**Problem to work on**
Type out the data below in its entirety, exactly as given.

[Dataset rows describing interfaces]
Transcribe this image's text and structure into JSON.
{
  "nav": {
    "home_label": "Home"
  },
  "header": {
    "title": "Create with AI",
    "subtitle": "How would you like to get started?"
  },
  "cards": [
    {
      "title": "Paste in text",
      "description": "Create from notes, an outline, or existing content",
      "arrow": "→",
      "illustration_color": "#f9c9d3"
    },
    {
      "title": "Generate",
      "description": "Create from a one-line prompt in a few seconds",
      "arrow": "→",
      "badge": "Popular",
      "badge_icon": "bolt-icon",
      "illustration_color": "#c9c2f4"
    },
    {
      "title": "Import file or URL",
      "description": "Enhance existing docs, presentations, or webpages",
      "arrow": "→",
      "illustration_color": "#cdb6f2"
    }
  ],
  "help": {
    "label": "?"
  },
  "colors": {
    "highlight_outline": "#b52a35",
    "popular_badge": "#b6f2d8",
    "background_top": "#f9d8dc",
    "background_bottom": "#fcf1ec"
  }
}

**Exercise result**
Transcribe this image's text and structure into JSON.
{
  "nav": {
    "home_label": "Home"
  },
  "header": {
    "title": "Create with AI",
    "subtitle": "How would you like to get started?"
  },
  "cards": [
    {
      "title": "Paste in text",
      "description": "Create from notes, an outline, or existing content",
      "arrow": "→",
      "illustration_color": "#f9c9d3"
    },
    {
      "title": "Generate",
      "description": "Create from a one-line prompt in a few seconds",
      "arrow": "→",
      "badge": "Popular",
      "badge_icon": "bolt-icon",
      "illustration_color": "#c9c2f4"
    },
    {
      "title": "Import file or URL",
      "description": "Enhance existing docs, presentations, or webpages",
      "arrow": "→",
      "illustration_color": "#cdb6f2"
    }
  ],
  "help": {
    "label": "?"
  },
  "colors": {
    "highlight_outline": "#b52a35",
    "popular_badge": "#b6f2d8",
    "background_top": "#f9d8dc",
    "background_bottom": "#fcf1ec"
  }
}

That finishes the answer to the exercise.